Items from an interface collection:
┏━━
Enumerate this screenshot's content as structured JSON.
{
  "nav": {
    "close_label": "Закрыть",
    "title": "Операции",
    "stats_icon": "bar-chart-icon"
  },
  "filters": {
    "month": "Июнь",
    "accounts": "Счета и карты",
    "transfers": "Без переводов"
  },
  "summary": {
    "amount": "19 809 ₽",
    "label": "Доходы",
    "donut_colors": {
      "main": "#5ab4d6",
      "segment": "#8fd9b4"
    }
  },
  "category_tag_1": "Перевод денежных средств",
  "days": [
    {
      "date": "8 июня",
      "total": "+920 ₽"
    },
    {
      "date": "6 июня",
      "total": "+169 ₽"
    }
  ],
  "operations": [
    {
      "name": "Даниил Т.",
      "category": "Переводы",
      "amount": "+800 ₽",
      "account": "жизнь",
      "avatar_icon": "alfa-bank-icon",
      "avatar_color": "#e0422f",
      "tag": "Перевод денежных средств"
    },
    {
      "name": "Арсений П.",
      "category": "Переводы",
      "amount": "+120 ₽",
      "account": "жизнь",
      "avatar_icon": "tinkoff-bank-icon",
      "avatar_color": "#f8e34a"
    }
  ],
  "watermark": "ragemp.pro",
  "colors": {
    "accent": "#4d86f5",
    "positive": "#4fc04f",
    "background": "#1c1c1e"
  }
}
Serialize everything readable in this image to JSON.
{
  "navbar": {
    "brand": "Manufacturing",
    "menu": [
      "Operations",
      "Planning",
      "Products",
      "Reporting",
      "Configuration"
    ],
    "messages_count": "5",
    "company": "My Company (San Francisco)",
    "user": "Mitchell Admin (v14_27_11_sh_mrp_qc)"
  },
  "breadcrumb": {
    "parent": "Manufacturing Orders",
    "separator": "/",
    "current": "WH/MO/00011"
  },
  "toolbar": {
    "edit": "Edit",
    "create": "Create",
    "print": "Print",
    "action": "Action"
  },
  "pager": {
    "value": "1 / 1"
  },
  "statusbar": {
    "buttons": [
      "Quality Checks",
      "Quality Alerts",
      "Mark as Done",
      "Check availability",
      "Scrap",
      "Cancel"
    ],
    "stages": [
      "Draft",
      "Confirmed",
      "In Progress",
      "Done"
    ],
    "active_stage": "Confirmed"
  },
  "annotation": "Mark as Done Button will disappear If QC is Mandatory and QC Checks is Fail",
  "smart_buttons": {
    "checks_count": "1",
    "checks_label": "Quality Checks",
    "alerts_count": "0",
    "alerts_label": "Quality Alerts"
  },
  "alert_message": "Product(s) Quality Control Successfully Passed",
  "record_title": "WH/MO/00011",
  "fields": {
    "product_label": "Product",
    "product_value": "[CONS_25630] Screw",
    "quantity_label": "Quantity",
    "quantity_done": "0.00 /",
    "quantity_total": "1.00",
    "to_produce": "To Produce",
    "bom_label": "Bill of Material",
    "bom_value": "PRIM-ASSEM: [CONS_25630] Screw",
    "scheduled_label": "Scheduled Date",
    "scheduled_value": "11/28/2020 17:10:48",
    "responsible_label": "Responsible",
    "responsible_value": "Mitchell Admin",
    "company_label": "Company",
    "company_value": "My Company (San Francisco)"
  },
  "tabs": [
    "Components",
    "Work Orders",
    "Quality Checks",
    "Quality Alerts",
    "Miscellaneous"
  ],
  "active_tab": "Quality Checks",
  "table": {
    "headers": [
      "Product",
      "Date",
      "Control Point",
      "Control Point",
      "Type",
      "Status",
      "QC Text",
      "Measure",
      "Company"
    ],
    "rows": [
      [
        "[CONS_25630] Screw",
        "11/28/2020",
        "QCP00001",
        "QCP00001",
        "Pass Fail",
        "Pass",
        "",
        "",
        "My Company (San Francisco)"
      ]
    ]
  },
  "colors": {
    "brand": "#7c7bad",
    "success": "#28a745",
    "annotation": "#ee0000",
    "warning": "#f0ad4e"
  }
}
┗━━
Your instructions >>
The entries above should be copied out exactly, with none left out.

The answer >>
Enumerate this screenshot's content as structured JSON.
{
  "nav": {
    "close_label": "Закрыть",
    "title": "Операции",
    "stats_icon": "bar-chart-icon"
  },
  "filters": {
    "month": "Июнь",
    "accounts": "Счета и карты",
    "transfers": "Без переводов"
  },
  "summary": {
    "amount": "19 809 ₽",
    "label": "Доходы",
    "donut_colors": {
      "main": "#5ab4d6",
      "segment": "#8fd9b4"
    }
  },
  "category_tag_1": "Перевод денежных средств",
  "days": [
    {
      "date": "8 июня",
      "total": "+920 ₽"
    },
    {
      "date": "6 июня",
      "total": "+169 ₽"
    }
  ],
  "operations": [
    {
      "name": "Даниил Т.",
      "category": "Переводы",
      "amount": "+800 ₽",
      "account": "жизнь",
      "avatar_icon": "alfa-bank-icon",
      "avatar_color": "#e0422f",
      "tag": "Перевод денежных средств"
    },
    {
      "name": "Арсений П.",
      "category": "Переводы",
      "amount": "+120 ₽",
      "account": "жизнь",
      "avatar_icon": "tinkoff-bank-icon",
      "avatar_color": "#f8e34a"
    }
  ],
  "watermark": "ragemp.pro",
  "colors": {
    "accent": "#4d86f5",
    "positive": "#4fc04f",
    "background": "#1c1c1e"
  }
}
Serialize everything readable in this image to JSON.
{
  "navbar": {
    "brand": "Manufacturing",
    "menu": [
      "Operations",
      "Planning",
      "Products",
      "Reporting",
      "Configuration"
    ],
    "messages_count": "5",
    "company": "My Company (San Francisco)",
    "user": "Mitchell Admin (v14_27_11_sh_mrp_qc)"
  },
  "breadcrumb": {
    "parent": "Manufacturing Orders",
    "separator": "/",
    "current": "WH/MO/00011"
  },
  "toolbar": {
    "edit": "Edit",
    "create": "Create",
    "print": "Print",
    "action": "Action"
  },
  "pager": {
    "value": "1 / 1"
  },
  "statusbar": {
    "buttons": [
      "Quality Checks",
      "Quality Alerts",
      "Mark as Done",
      "Check availability",
      "Scrap",
      "Cancel"
    ],
    "stages": [
      "Draft",
      "Confirmed",
      "In Progress",
      "Done"
    ],
    "active_stage": "Confirmed"
  },
  "annotation": "Mark as Done Button will disappear If QC is Mandatory and QC Checks is Fail",
  "smart_buttons": {
    "checks_count": "1",
    "checks_label": "Quality Checks",
    "alerts_count": "0",
    "alerts_label": "Quality Alerts"
  },
  "alert_message": "Product(s) Quality Control Successfully Passed",
  "record_title": "WH/MO/00011",
  "fields": {
    "product_label": "Product",
    "product_value": "[CONS_25630] Screw",
    "quantity_label": "Quantity",
    "quantity_done": "0.00 /",
    "quantity_total": "1.00",
    "to_produce": "To Produce",
    "bom_label": "Bill of Material",
    "bom_value": "PRIM-ASSEM: [CONS_25630] Screw",
    "scheduled_label": "Scheduled Date",
    "scheduled_value": "11/28/2020 17:10:48",
    "responsible_label": "Responsible",
    "responsible_value": "Mitchell Admin",
    "company_label": "Company",
    "company_value": "My Company (San Francisco)"
  },
  "tabs": [
    "Components",
    "Work Orders",
    "Quality Checks",
    "Quality Alerts",
    "Miscellaneous"
  ],
  "active_tab": "Quality Checks",
  "table": {
    "headers": [
      "Product",
      "Date",
      "Control Point",
      "Control Point",
      "Type",
      "Status",
      "QC Text",
      "Measure",
      "Company"
    ],
    "rows": [
      [
        "[CONS_25630] Screw",
        "11/28/2020",
        "QCP00001",
        "QCP00001",
        "Pass Fail",
        "Pass",
        "",
        "",
        "My Company (San Francisco)"
      ]
    ]
  },
  "colors": {
    "brand": "#7c7bad",
    "success": "#28a745",
    "annotation": "#ee0000",
    "warning": "#f0ad4e"
  }
}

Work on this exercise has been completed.